I will probably write a story about this this week, but after talking to some players and coaches, and I can tell you it boils down to a few things. No. 1, a full-time no-huddle has the potential to wear down a Chiefs defense that has been carrying the team to this point, particularly if the offense — which has struggled to consistently execute — doesn’t get first downs early. The margin for error in this league is small, which means tired players can get you beat.
No. 2, the Chiefs know that to win in the playoffs, the base offense has to be better. It just does. To beat some of these playoff-bound teams, you’re going to have to line up and play “real,” controlled football because the quick pace is hardly ideal in the elements. Offenses, by the way, have a tendency to get better as the season goes on; it takes reps for everyone to get on the same page, and players aren’t practicing as long or hitting as much as they used to, so it takes a little longer these days. The Chiefs are being patient about that, and while I do think they entertaining the idea of sprinkling it in a bit more, a full-time move seems unlikely.

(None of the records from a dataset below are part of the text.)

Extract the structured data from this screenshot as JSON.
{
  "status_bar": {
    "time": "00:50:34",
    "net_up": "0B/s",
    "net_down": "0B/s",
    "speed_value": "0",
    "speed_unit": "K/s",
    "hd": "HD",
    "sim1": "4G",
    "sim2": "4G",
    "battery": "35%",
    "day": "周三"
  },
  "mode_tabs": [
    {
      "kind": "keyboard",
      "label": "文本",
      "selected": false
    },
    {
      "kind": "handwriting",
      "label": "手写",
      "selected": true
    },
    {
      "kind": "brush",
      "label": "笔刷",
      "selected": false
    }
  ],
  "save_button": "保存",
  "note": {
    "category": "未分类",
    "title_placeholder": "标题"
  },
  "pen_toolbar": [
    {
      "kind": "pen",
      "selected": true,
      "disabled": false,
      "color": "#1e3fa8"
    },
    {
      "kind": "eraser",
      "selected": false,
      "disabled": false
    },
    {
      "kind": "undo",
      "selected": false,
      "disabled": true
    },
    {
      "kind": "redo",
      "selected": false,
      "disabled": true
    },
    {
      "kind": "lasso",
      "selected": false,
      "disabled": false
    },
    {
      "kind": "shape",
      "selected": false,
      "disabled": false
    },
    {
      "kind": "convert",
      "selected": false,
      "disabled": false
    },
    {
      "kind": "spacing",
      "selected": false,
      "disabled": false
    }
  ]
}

Bonus tidbit: Quarterback Alex Smith plays better in the no-huddle because he’s comfortable in it and he ran it at Utah, but coach Andy Reid still calls all the plays. That final drive in regulation, down 24-16 against Denver? That was him, though Reid trusts Smith to audible out of certain plays.

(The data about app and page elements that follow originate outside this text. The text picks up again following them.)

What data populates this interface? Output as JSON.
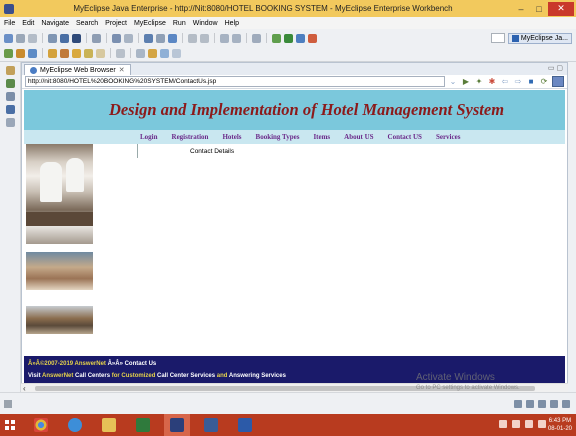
{
  "window": {
    "title": "MyEclipse Java Enterprise - http://Nit:8080/HOTEL BOOKING SYSTEM - MyEclipse Enterprise Workbench",
    "minimize_glyph": "–",
    "maximize_glyph": "□",
    "close_glyph": "✕"
  },
  "menu": [
    "File",
    "Edit",
    "Navigate",
    "Search",
    "Project",
    "MyEclipse",
    "Run",
    "Window",
    "Help"
  ],
  "perspective": {
    "label": "MyEclipse Ja..."
  },
  "browser": {
    "tab_label": "MyEclipse Web Browser",
    "tab_close": "✕",
    "url": "http://nit:8080/HOTEL%20BOOKING%20SYSTEM/ContactUs.jsp",
    "dropdown_glyph": "⌄"
  },
  "site": {
    "banner_title": "Design and Implementation of Hotel Management System",
    "nav": [
      "Login",
      "Registration",
      "Hotels",
      "Booking Types",
      "Items",
      "About US",
      "Contact US",
      "Services"
    ],
    "contact_text": "Contact Details",
    "footer": {
      "line1_highlight": "Â»Â©2007-2019 AnswerNet",
      "line1_rest": " Â»Â» Contact Us",
      "line2_a": "Visit ",
      "line2_b": "AnswerNet",
      "line2_c": " Call Centers ",
      "line2_d": "for Customized",
      "line2_e": " Call Center Services ",
      "line2_f": "and",
      "line2_g": " Answering Services"
    }
  },
  "watermark": {
    "line1": "Activate Windows",
    "line2": "Go to PC settings to activate Windows."
  },
  "clock": {
    "time": "6:43 PM",
    "date": "08-01-20"
  },
  "colors": {
    "banner_bg": "#7bc8dc",
    "banner_text": "#8c1a1a",
    "nav_text": "#6b2a8a",
    "footer_bg": "#1a1a6a",
    "taskbar": "#b83b1f"
  }
}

This, by far, is the most surprising question I keep getting, though I probably shouldn’t be shocked thanks to the proliferation of fantasy football. Look, Conley is a terrific athlete who is still learning the subtleties of the position and how to get open in this league. He’s already taken some positive steps; his hands seem stronger, and at worst, he seems like a capable possession receiver. But to become a consistent downfield threat, he’ll have to continue to improve his route-running, burst out of cuts, ball tracking and chemistry with Smith, all things that play into whether a player can take the top off the defense.
I’m firmly a “you are what your record says you are” guy. If the Chiefs were 3-8 but all the games were close and some bad breaks went against them, no one — absolutely no one — would want to hear any excuses, right? Context is important in all things, I know, but the NFL — and the world, really — is results-based. You either do it, or you don’t. You win or you lose. Period. So while it’s okay to be worried about the offense — and you wouldn’t be rational if you weren’t — winning in this league is really, really hard, and you guys should be happy you have a good team that’s primed to make the playoffs. Try to enjoy it, even if the wins aren’t always pretty.